Task
Omitting the pictures, output all of the records precisely as written.

---------- Data for review

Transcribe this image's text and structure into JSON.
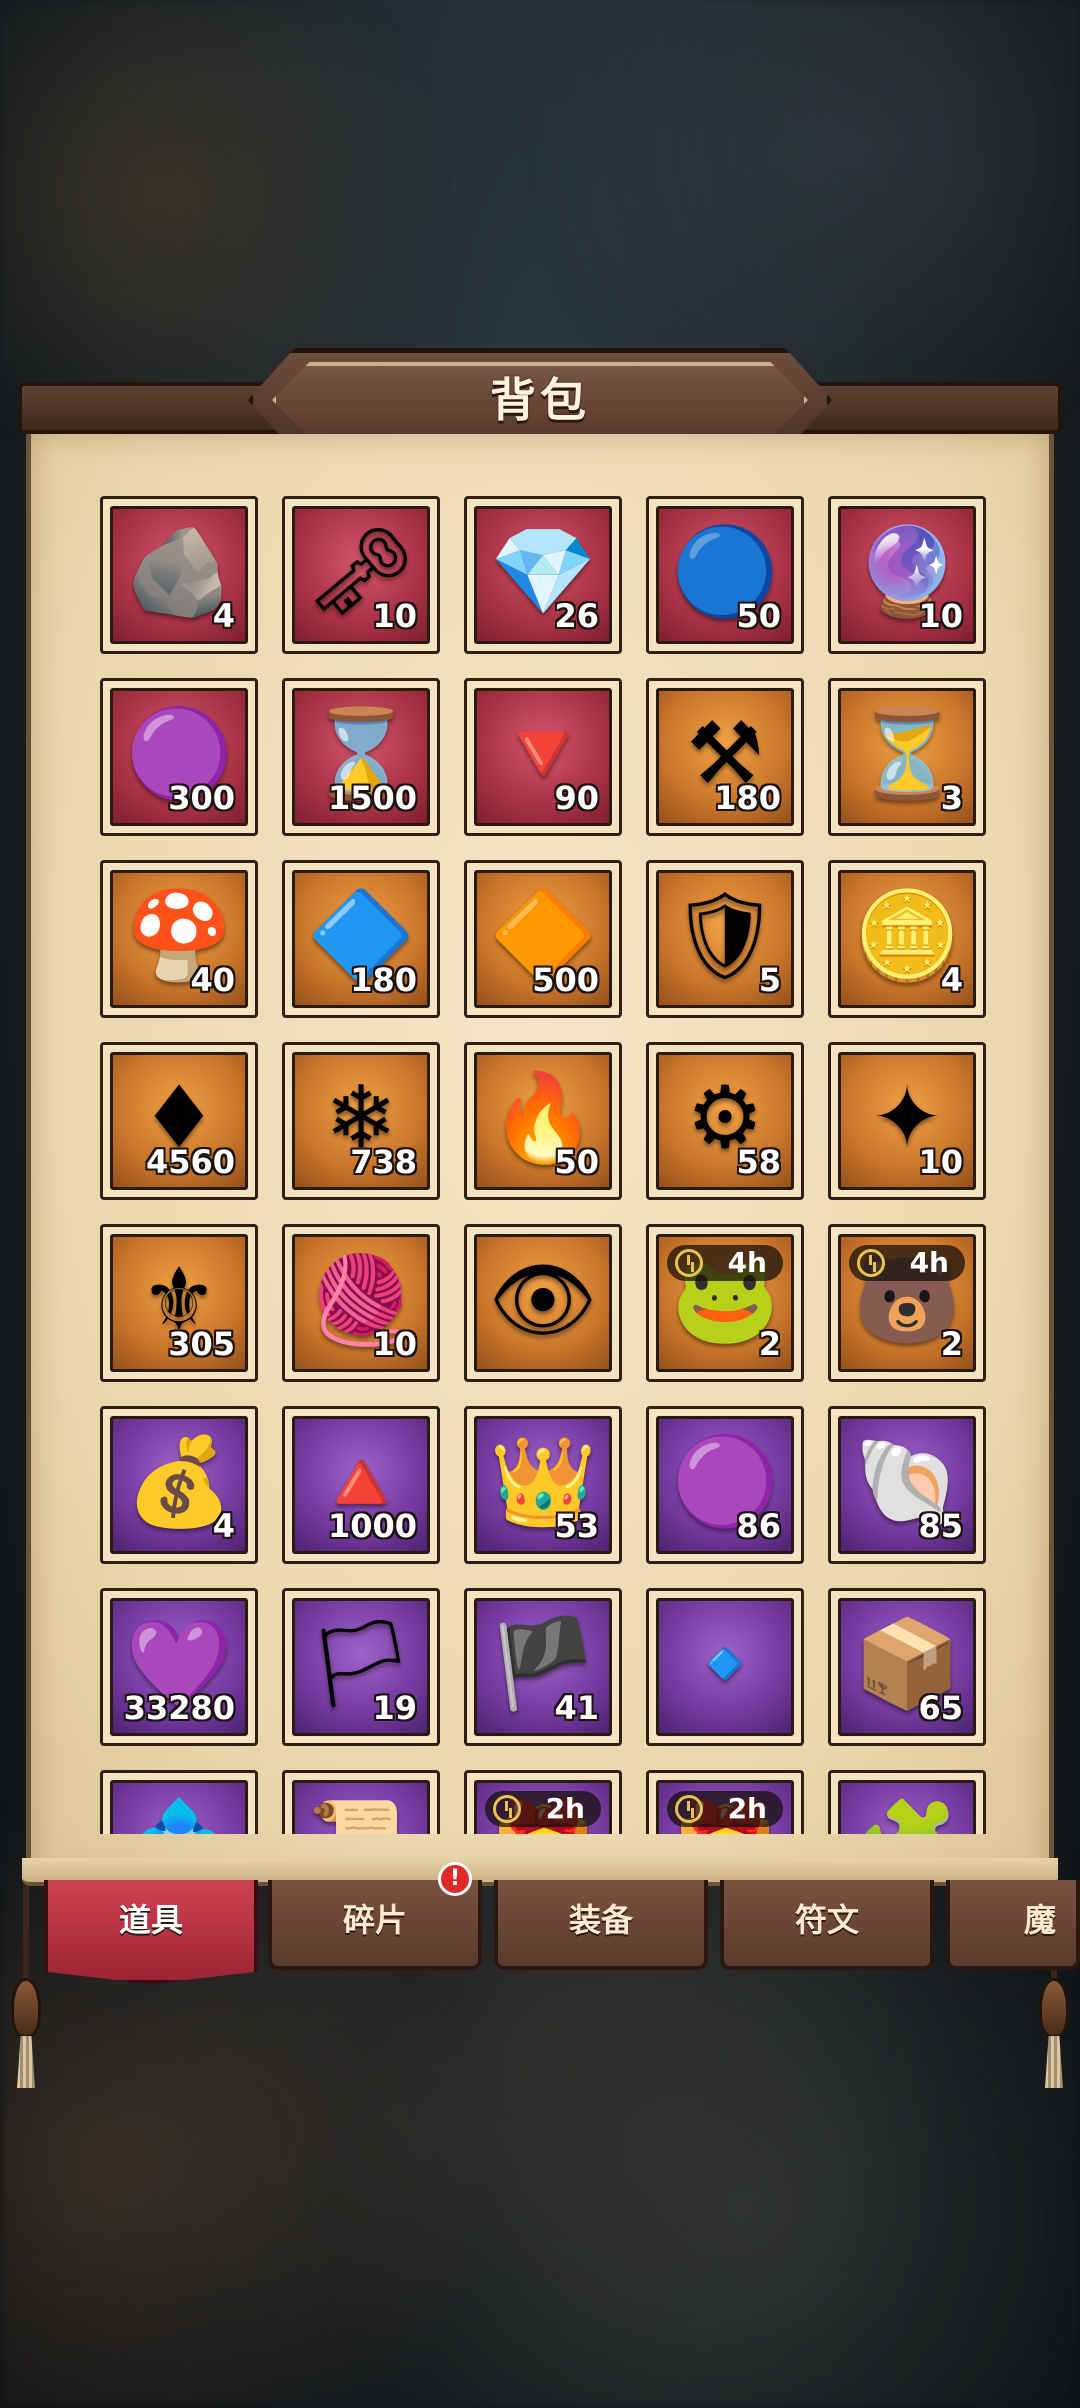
{
  "title": "背包",
  "tabs": [
    {
      "label": "道具",
      "active": true
    },
    {
      "label": "碎片",
      "active": false,
      "badge": "!"
    },
    {
      "label": "装备",
      "active": false
    },
    {
      "label": "符文",
      "active": false
    },
    {
      "label": "魔",
      "active": false
    }
  ],
  "items": [
    {
      "icon": "rune-stone-icon",
      "glyph": "🪨",
      "rarity": "red",
      "qty": "4"
    },
    {
      "icon": "golden-key-icon",
      "glyph": "🗝",
      "rarity": "red",
      "qty": "10"
    },
    {
      "icon": "blue-gem-crown-icon",
      "glyph": "💎",
      "rarity": "red",
      "qty": "26"
    },
    {
      "icon": "blue-orb-icon",
      "glyph": "🔵",
      "rarity": "red",
      "qty": "50"
    },
    {
      "icon": "purple-crystal-bottle-icon",
      "glyph": "🔮",
      "rarity": "red",
      "qty": "10"
    },
    {
      "icon": "purple-crystal-shard-icon",
      "glyph": "🟣",
      "rarity": "red",
      "qty": "300"
    },
    {
      "icon": "hourglass-coin-icon",
      "glyph": "⌛",
      "rarity": "red",
      "qty": "1500"
    },
    {
      "icon": "red-crystal-claw-icon",
      "glyph": "🔻",
      "rarity": "red",
      "qty": "90"
    },
    {
      "icon": "anvil-hammer-icon",
      "glyph": "⚒",
      "rarity": "orange",
      "qty": "180"
    },
    {
      "icon": "hourglass-icon",
      "glyph": "⏳",
      "rarity": "orange",
      "qty": "3"
    },
    {
      "icon": "mushroom-totem-icon",
      "glyph": "🍄",
      "rarity": "orange",
      "qty": "40"
    },
    {
      "icon": "dark-crystal-ring-icon",
      "glyph": "🔷",
      "rarity": "orange",
      "qty": "180"
    },
    {
      "icon": "purple-crystal-ring-icon",
      "glyph": "🔶",
      "rarity": "orange",
      "qty": "500"
    },
    {
      "icon": "silver-shield-stone-icon",
      "glyph": "🛡",
      "rarity": "orange",
      "qty": "5"
    },
    {
      "icon": "winged-silver-coin-icon",
      "glyph": "🪙",
      "rarity": "orange",
      "qty": "4"
    },
    {
      "icon": "red-gem-icon",
      "glyph": "♦",
      "rarity": "orange",
      "qty": "4560"
    },
    {
      "icon": "ice-crystal-cluster-icon",
      "glyph": "❄",
      "rarity": "orange",
      "qty": "738"
    },
    {
      "icon": "fire-beast-orb-icon",
      "glyph": "🔥",
      "rarity": "orange",
      "qty": "50"
    },
    {
      "icon": "golden-gear-icon",
      "glyph": "⚙",
      "rarity": "orange",
      "qty": "58"
    },
    {
      "icon": "golden-crystal-shard-icon",
      "glyph": "✦",
      "rarity": "orange",
      "qty": "10"
    },
    {
      "icon": "golden-artifact-icon",
      "glyph": "⚜",
      "rarity": "orange",
      "qty": "305"
    },
    {
      "icon": "yarn-ball-icon",
      "glyph": "🧶",
      "rarity": "orange",
      "qty": "10"
    },
    {
      "icon": "spiked-eye-orb-icon",
      "glyph": "👁",
      "rarity": "orange",
      "qty": ""
    },
    {
      "icon": "green-creature-chest-icon",
      "glyph": "🐸",
      "rarity": "orange",
      "qty": "2",
      "timer": "4h"
    },
    {
      "icon": "gold-creature-chest-icon",
      "glyph": "🐻",
      "rarity": "orange",
      "qty": "2",
      "timer": "4h"
    },
    {
      "icon": "scroll-sack-icon",
      "glyph": "💰",
      "rarity": "purple",
      "qty": "4"
    },
    {
      "icon": "red-crystal-cluster-icon",
      "glyph": "🔺",
      "rarity": "purple",
      "qty": "1000"
    },
    {
      "icon": "crowned-crystal-emblem-icon",
      "glyph": "👑",
      "rarity": "purple",
      "qty": "53"
    },
    {
      "icon": "purple-orb-icon",
      "glyph": "🟣",
      "rarity": "purple",
      "qty": "86"
    },
    {
      "icon": "golden-shell-icon",
      "glyph": "🐚",
      "rarity": "purple",
      "qty": "85"
    },
    {
      "icon": "violet-crystal-icon",
      "glyph": "💜",
      "rarity": "purple",
      "qty": "33280"
    },
    {
      "icon": "blue-banner-icon",
      "glyph": "🏳",
      "rarity": "purple",
      "qty": "19"
    },
    {
      "icon": "winged-banner-icon",
      "glyph": "🏴",
      "rarity": "purple",
      "qty": "41"
    },
    {
      "icon": "blue-diamond-icon",
      "glyph": "🔹",
      "rarity": "purple",
      "qty": ""
    },
    {
      "icon": "dark-chest-icon",
      "glyph": "📦",
      "rarity": "purple",
      "qty": "65"
    },
    {
      "icon": "crystal-pile-icon",
      "glyph": "💠",
      "rarity": "purple",
      "qty": ""
    },
    {
      "icon": "scroll-icon",
      "glyph": "📜",
      "rarity": "purple",
      "qty": ""
    },
    {
      "icon": "brown-chest-icon",
      "glyph": "🎁",
      "rarity": "purple",
      "qty": "",
      "timer": "2h"
    },
    {
      "icon": "brown-chest-icon",
      "glyph": "🎁",
      "rarity": "purple",
      "qty": "",
      "timer": "2h"
    },
    {
      "icon": "blue-puzzle-chest-icon",
      "glyph": "🧩",
      "rarity": "purple",
      "qty": ""
    }
  ],
  "colors": {
    "red": "#a93245",
    "orange": "#c9752a",
    "purple": "#74399e",
    "tab_active": "#c0384a",
    "tab_inactive": "#6b4636"
  }
}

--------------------

Solution to the exercise
Transcribe this image's text and structure into JSON.
{
  "title": "背包",
  "tabs": [
    {
      "label": "道具",
      "active": true
    },
    {
      "label": "碎片",
      "active": false,
      "badge": "!"
    },
    {
      "label": "装备",
      "active": false
    },
    {
      "label": "符文",
      "active": false
    },
    {
      "label": "魔",
      "active": false
    }
  ],
  "items": [
    {
      "icon": "rune-stone-icon",
      "glyph": "🪨",
      "rarity": "red",
      "qty": "4"
    },
    {
      "icon": "golden-key-icon",
      "glyph": "🗝",
      "rarity": "red",
      "qty": "10"
    },
    {
      "icon": "blue-gem-crown-icon",
      "glyph": "💎",
      "rarity": "red",
      "qty": "26"
    },
    {
      "icon": "blue-orb-icon",
      "glyph": "🔵",
      "rarity": "red",
      "qty": "50"
    },
    {
      "icon": "purple-crystal-bottle-icon",
      "glyph": "🔮",
      "rarity": "red",
      "qty": "10"
    },
    {
      "icon": "purple-crystal-shard-icon",
      "glyph": "🟣",
      "rarity": "red",
      "qty": "300"
    },
    {
      "icon": "hourglass-coin-icon",
      "glyph": "⌛",
      "rarity": "red",
      "qty": "1500"
    },
    {
      "icon": "red-crystal-claw-icon",
      "glyph": "🔻",
      "rarity": "red",
      "qty": "90"
    },
    {
      "icon": "anvil-hammer-icon",
      "glyph": "⚒",
      "rarity": "orange",
      "qty": "180"
    },
    {
      "icon": "hourglass-icon",
      "glyph": "⏳",
      "rarity": "orange",
      "qty": "3"
    },
    {
      "icon": "mushroom-totem-icon",
      "glyph": "🍄",
      "rarity": "orange",
      "qty": "40"
    },
    {
      "icon": "dark-crystal-ring-icon",
      "glyph": "🔷",
      "rarity": "orange",
      "qty": "180"
    },
    {
      "icon": "purple-crystal-ring-icon",
      "glyph": "🔶",
      "rarity": "orange",
      "qty": "500"
    },
    {
      "icon": "silver-shield-stone-icon",
      "glyph": "🛡",
      "rarity": "orange",
      "qty": "5"
    },
    {
      "icon": "winged-silver-coin-icon",
      "glyph": "🪙",
      "rarity": "orange",
      "qty": "4"
    },
    {
      "icon": "red-gem-icon",
      "glyph": "♦",
      "rarity": "orange",
      "qty": "4560"
    },
    {
      "icon": "ice-crystal-cluster-icon",
      "glyph": "❄",
      "rarity": "orange",
      "qty": "738"
    },
    {
      "icon": "fire-beast-orb-icon",
      "glyph": "🔥",
      "rarity": "orange",
      "qty": "50"
    },
    {
      "icon": "golden-gear-icon",
      "glyph": "⚙",
      "rarity": "orange",
      "qty": "58"
    },
    {
      "icon": "golden-crystal-shard-icon",
      "glyph": "✦",
      "rarity": "orange",
      "qty": "10"
    },
    {
      "icon": "golden-artifact-icon",
      "glyph": "⚜",
      "rarity": "orange",
      "qty": "305"
    },
    {
      "icon": "yarn-ball-icon",
      "glyph": "🧶",
      "rarity": "orange",
      "qty": "10"
    },
    {
      "icon": "spiked-eye-orb-icon",
      "glyph": "👁",
      "rarity": "orange",
      "qty": ""
    },
    {
      "icon": "green-creature-chest-icon",
      "glyph": "🐸",
      "rarity": "orange",
      "qty": "2",
      "timer": "4h"
    },
    {
      "icon": "gold-creature-chest-icon",
      "glyph": "🐻",
      "rarity": "orange",
      "qty": "2",
      "timer": "4h"
    },
    {
      "icon": "scroll-sack-icon",
      "glyph": "💰",
      "rarity": "purple",
      "qty": "4"
    },
    {
      "icon": "red-crystal-cluster-icon",
      "glyph": "🔺",
      "rarity": "purple",
      "qty": "1000"
    },
    {
      "icon": "crowned-crystal-emblem-icon",
      "glyph": "👑",
      "rarity": "purple",
      "qty": "53"
    },
    {
      "icon": "purple-orb-icon",
      "glyph": "🟣",
      "rarity": "purple",
      "qty": "86"
    },
    {
      "icon": "golden-shell-icon",
      "glyph": "🐚",
      "rarity": "purple",
      "qty": "85"
    },
    {
      "icon": "violet-crystal-icon",
      "glyph": "💜",
      "rarity": "purple",
      "qty": "33280"
    },
    {
      "icon": "blue-banner-icon",
      "glyph": "🏳",
      "rarity": "purple",
      "qty": "19"
    },
    {
      "icon": "winged-banner-icon",
      "glyph": "🏴",
      "rarity": "purple",
      "qty": "41"
    },
    {
      "icon": "blue-diamond-icon",
      "glyph": "🔹",
      "rarity": "purple",
      "qty": ""
    },
    {
      "icon": "dark-chest-icon",
      "glyph": "📦",
      "rarity": "purple",
      "qty": "65"
    },
    {
      "icon": "crystal-pile-icon",
      "glyph": "💠",
      "rarity": "purple",
      "qty": ""
    },
    {
      "icon": "scroll-icon",
      "glyph": "📜",
      "rarity": "purple",
      "qty": ""
    },
    {
      "icon": "brown-chest-icon",
      "glyph": "🎁",
      "rarity": "purple",
      "qty": "",
      "timer": "2h"
    },
    {
      "icon": "brown-chest-icon",
      "glyph": "🎁",
      "rarity": "purple",
      "qty": "",
      "timer": "2h"
    },
    {
      "icon": "blue-puzzle-chest-icon",
      "glyph": "🧩",
      "rarity": "purple",
      "qty": ""
    }
  ],
  "colors": {
    "red": "#a93245",
    "orange": "#c9752a",
    "purple": "#74399e",
    "tab_active": "#c0384a",
    "tab_inactive": "#6b4636"
  }
}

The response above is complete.